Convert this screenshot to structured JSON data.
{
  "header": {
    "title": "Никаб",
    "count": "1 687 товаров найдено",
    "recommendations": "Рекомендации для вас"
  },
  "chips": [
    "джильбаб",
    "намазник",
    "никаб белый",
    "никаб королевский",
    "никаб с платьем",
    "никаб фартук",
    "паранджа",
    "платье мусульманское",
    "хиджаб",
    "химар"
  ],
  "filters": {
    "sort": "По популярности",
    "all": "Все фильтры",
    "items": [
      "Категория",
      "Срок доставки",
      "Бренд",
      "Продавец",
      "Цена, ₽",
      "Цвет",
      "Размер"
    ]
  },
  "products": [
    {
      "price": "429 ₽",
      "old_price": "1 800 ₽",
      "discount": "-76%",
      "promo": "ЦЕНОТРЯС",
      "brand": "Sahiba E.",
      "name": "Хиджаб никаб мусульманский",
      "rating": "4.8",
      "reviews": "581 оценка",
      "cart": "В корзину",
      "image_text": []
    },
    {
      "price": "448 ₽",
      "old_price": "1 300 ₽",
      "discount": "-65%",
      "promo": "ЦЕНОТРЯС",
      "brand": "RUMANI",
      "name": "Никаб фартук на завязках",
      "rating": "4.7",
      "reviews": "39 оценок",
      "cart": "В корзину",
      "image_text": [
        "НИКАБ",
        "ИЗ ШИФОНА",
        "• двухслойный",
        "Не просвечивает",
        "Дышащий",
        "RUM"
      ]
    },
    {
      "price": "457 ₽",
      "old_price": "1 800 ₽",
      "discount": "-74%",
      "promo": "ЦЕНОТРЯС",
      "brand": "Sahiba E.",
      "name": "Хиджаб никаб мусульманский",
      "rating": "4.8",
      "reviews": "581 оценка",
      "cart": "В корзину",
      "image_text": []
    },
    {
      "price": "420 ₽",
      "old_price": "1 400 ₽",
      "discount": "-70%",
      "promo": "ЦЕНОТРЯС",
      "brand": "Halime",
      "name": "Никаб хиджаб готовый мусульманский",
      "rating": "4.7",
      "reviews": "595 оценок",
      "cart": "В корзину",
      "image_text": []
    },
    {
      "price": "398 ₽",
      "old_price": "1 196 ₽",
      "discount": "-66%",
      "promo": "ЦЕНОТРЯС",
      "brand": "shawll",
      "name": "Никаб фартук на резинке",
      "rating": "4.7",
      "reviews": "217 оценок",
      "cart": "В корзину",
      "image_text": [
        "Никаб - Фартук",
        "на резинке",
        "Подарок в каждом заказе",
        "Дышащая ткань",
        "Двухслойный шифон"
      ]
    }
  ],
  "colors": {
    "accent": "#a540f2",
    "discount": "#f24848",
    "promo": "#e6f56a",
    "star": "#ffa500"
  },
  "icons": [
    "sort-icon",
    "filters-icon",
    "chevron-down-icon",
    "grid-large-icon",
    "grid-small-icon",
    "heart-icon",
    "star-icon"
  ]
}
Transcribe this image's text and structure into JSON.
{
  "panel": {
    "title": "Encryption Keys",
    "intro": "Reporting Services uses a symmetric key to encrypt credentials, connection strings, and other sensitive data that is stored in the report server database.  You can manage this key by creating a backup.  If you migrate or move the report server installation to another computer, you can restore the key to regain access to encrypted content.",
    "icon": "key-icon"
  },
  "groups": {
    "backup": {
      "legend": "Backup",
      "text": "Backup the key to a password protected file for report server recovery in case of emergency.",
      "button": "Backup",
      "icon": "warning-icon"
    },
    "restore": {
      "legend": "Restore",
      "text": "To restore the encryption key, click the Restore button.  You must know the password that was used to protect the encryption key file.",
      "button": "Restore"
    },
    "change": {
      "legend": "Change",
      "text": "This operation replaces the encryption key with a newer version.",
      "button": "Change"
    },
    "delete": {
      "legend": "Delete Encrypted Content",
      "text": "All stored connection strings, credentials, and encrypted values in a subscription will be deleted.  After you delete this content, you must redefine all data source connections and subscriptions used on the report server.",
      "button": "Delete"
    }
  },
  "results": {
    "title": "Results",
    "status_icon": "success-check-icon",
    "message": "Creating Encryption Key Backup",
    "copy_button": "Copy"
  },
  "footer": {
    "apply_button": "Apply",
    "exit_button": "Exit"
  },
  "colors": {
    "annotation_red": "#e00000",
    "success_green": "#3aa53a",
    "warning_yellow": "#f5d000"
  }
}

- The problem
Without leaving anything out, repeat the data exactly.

- Solved problem
Convert this screenshot to structured JSON data.
{
  "header": {
    "title": "Никаб",
    "count": "1 687 товаров найдено",
    "recommendations": "Рекомендации для вас"
  },
  "chips": [
    "джильбаб",
    "намазник",
    "никаб белый",
    "никаб королевский",
    "никаб с платьем",
    "никаб фартук",
    "паранджа",
    "платье мусульманское",
    "хиджаб",
    "химар"
  ],
  "filters": {
    "sort": "По популярности",
    "all": "Все фильтры",
    "items": [
      "Категория",
      "Срок доставки",
      "Бренд",
      "Продавец",
      "Цена, ₽",
      "Цвет",
      "Размер"
    ]
  },
  "products": [
    {
      "price": "429 ₽",
      "old_price": "1 800 ₽",
      "discount": "-76%",
      "promo": "ЦЕНОТРЯС",
      "brand": "Sahiba E.",
      "name": "Хиджаб никаб мусульманский",
      "rating": "4.8",
      "reviews": "581 оценка",
      "cart": "В корзину",
      "image_text": []
    },
    {
      "price": "448 ₽",
      "old_price": "1 300 ₽",
      "discount": "-65%",
      "promo": "ЦЕНОТРЯС",
      "brand": "RUMANI",
      "name": "Никаб фартук на завязках",
      "rating": "4.7",
      "reviews": "39 оценок",
      "cart": "В корзину",
      "image_text": [
        "НИКАБ",
        "ИЗ ШИФОНА",
        "• двухслойный",
        "Не просвечивает",
        "Дышащий",
        "RUM"
      ]
    },
    {
      "price": "457 ₽",
      "old_price": "1 800 ₽",
      "discount": "-74%",
      "promo": "ЦЕНОТРЯС",
      "brand": "Sahiba E.",
      "name": "Хиджаб никаб мусульманский",
      "rating": "4.8",
      "reviews": "581 оценка",
      "cart": "В корзину",
      "image_text": []
    },
    {
      "price": "420 ₽",
      "old_price": "1 400 ₽",
      "discount": "-70%",
      "promo": "ЦЕНОТРЯС",
      "brand": "Halime",
      "name": "Никаб хиджаб готовый мусульманский",
      "rating": "4.7",
      "reviews": "595 оценок",
      "cart": "В корзину",
      "image_text": []
    },
    {
      "price": "398 ₽",
      "old_price": "1 196 ₽",
      "discount": "-66%",
      "promo": "ЦЕНОТРЯС",
      "brand": "shawll",
      "name": "Никаб фартук на резинке",
      "rating": "4.7",
      "reviews": "217 оценок",
      "cart": "В корзину",
      "image_text": [
        "Никаб - Фартук",
        "на резинке",
        "Подарок в каждом заказе",
        "Дышащая ткань",
        "Двухслойный шифон"
      ]
    }
  ],
  "colors": {
    "accent": "#a540f2",
    "discount": "#f24848",
    "promo": "#e6f56a",
    "star": "#ffa500"
  },
  "icons": [
    "sort-icon",
    "filters-icon",
    "chevron-down-icon",
    "grid-large-icon",
    "grid-small-icon",
    "heart-icon",
    "star-icon"
  ]
}
Transcribe this image's text and structure into JSON.
{
  "panel": {
    "title": "Encryption Keys",
    "intro": "Reporting Services uses a symmetric key to encrypt credentials, connection strings, and other sensitive data that is stored in the report server database.  You can manage this key by creating a backup.  If you migrate or move the report server installation to another computer, you can restore the key to regain access to encrypted content.",
    "icon": "key-icon"
  },
  "groups": {
    "backup": {
      "legend": "Backup",
      "text": "Backup the key to a password protected file for report server recovery in case of emergency.",
      "button": "Backup",
      "icon": "warning-icon"
    },
    "restore": {
      "legend": "Restore",
      "text": "To restore the encryption key, click the Restore button.  You must know the password that was used to protect the encryption key file.",
      "button": "Restore"
    },
    "change": {
      "legend": "Change",
      "text": "This operation replaces the encryption key with a newer version.",
      "button": "Change"
    },
    "delete": {
      "legend": "Delete Encrypted Content",
      "text": "All stored connection strings, credentials, and encrypted values in a subscription will be deleted.  After you delete this content, you must redefine all data source connections and subscriptions used on the report server.",
      "button": "Delete"
    }
  },
  "results": {
    "title": "Results",
    "status_icon": "success-check-icon",
    "message": "Creating Encryption Key Backup",
    "copy_button": "Copy"
  },
  "footer": {
    "apply_button": "Apply",
    "exit_button": "Exit"
  },
  "colors": {
    "annotation_red": "#e00000",
    "success_green": "#3aa53a",
    "warning_yellow": "#f5d000"
  }
}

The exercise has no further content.